The Traveller (2005) by John Twelve Hawks is the first book of the Fourth Realm trilogy that pulls you deep into the world of non-stop surveillance and living off the Grid.
The series dwells on the concept of constant surveillance by the authorities and the rhetorical question of who monitors the monitor in a dystopian world.
The author goes by the name ‘John Twelve Hawks’ which is predictably not his real name as he lives off the grid! His only contact to our world is his publisher 🙂
The Traveller is definitely one of the most interesting books I have read in the recent times. And I am eager to read the next books in the trilogy as soon as I get my hands on those two. The second installment is called The Dark River and the third book is named The Golden City.
This story has very deep characters like Travellers, Harlequins, Pathfinders, Citizens, Tabula and The Brethen. The Travellers are people who can cross over into other realms of which there are six separated by barriers of Fire, Water, Earth and Sky. And these are the most interesting people in the book as the author compares them to great world-changing preachers and distinguished personalities like Lord Jesus Christ himself.
The Pathfinders can guide the Travellers into other realms if needed. The Harlequins are born to protect the Travellers from harm. And harm is aplenty around… in the form of the Tabula and the Brethen. The Citizens are ordinary people who do not know what is happening around and are not even aware of the existence of sections of people like the Travellers, Harlequins and others. These people are referred to as just drones who go about their daily life mechanically.
The author writes wonderfully close to reality and the mental state of the characters is vividly painted in his words. Though the Brethen are clearly responsible for the destruction of many innocent people and the near extinction of the Travellers and the Harlequins, the author shows how these people think that they are actually doing good to the world.
Currently, the Brethen are trying to capture two of the last known Travellers, two brothers, Michael and Gabriel Corrigan, who themselves are not aware of their gift to travel. A Harlequin, Maya, who is one of the very few Harlequins left in the world, takes on the heavy responsibility of protecting these brothers.

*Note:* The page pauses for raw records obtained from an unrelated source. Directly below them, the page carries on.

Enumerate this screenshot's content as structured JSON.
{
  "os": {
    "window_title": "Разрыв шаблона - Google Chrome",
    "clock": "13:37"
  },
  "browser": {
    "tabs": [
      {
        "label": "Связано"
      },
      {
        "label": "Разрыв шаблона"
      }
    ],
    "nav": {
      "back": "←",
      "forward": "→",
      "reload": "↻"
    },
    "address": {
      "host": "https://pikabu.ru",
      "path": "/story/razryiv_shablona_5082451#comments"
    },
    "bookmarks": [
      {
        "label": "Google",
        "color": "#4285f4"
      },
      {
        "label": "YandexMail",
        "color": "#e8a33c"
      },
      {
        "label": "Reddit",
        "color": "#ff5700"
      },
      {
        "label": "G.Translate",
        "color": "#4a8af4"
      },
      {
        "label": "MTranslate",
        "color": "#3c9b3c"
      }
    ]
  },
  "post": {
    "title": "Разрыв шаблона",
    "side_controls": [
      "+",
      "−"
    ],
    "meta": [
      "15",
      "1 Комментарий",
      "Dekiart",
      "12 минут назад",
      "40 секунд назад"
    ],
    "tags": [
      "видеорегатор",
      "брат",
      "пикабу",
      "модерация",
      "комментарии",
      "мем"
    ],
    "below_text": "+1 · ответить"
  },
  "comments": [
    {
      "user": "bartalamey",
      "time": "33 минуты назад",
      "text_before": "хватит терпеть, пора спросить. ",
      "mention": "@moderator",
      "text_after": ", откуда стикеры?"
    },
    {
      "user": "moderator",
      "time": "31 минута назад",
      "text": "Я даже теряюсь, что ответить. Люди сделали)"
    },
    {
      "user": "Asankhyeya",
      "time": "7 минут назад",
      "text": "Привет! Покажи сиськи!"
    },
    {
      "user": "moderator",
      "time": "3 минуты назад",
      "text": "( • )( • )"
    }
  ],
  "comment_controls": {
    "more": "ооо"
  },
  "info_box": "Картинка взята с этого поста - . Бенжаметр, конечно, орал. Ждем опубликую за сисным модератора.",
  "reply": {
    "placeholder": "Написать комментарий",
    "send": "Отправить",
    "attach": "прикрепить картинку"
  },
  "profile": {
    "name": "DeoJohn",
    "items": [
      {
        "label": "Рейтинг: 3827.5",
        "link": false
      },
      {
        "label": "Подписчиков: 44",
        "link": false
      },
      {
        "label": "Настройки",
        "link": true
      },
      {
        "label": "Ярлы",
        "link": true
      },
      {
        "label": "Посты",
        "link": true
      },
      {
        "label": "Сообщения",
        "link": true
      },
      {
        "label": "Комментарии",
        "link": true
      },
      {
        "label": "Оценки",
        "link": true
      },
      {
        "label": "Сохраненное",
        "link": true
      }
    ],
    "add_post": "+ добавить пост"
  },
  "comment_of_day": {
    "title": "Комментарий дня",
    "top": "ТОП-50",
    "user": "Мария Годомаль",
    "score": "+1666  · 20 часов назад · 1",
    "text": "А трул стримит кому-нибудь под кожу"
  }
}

One of the brothers, Michael, is captured by the Brethen and they plan to use him to enter other realms. Another brother is protected by Maya and the story has a cliffhanger ending where the last scene shows Maya recovering from her fight when she saves the second brother from captivity.
The first brother, Michael now works for the other side, so Gabriel is left alone with Maya and they have to figure out how to save the world. Gabriel’s feelings at the betrayal by his much loved brother and the turn of the events is superbly illustrated.
The author is brilliant at depicting the mental state of Maya too. Her insecurities, her innate ability to fight and protect, her instincts, her sorrow for the brutal loss of her father and her nerve of steel when she takes on the villains even when she is outnumbered exponentially are painted in bold strokes and can be easily visualized by the reader .
The way a church is divided in its beliefs and the resulting actions are also cleverly shown. A story with a super villain who is seemingly invincible is always very interesting and keeps you on your toes. The characters seem very real and the story blends very well even though it combines many complicated parts into one.
The Traveller is one of such books which do not allow you to rest for even a second before you finish them. Be prepared to spend the whole night if you pick it up for your next read. A great read and highly recommended!
For the review of the next book in this trilogy, check out The Dark River.
For the review of the last book in this trilogy, check out The Golden City.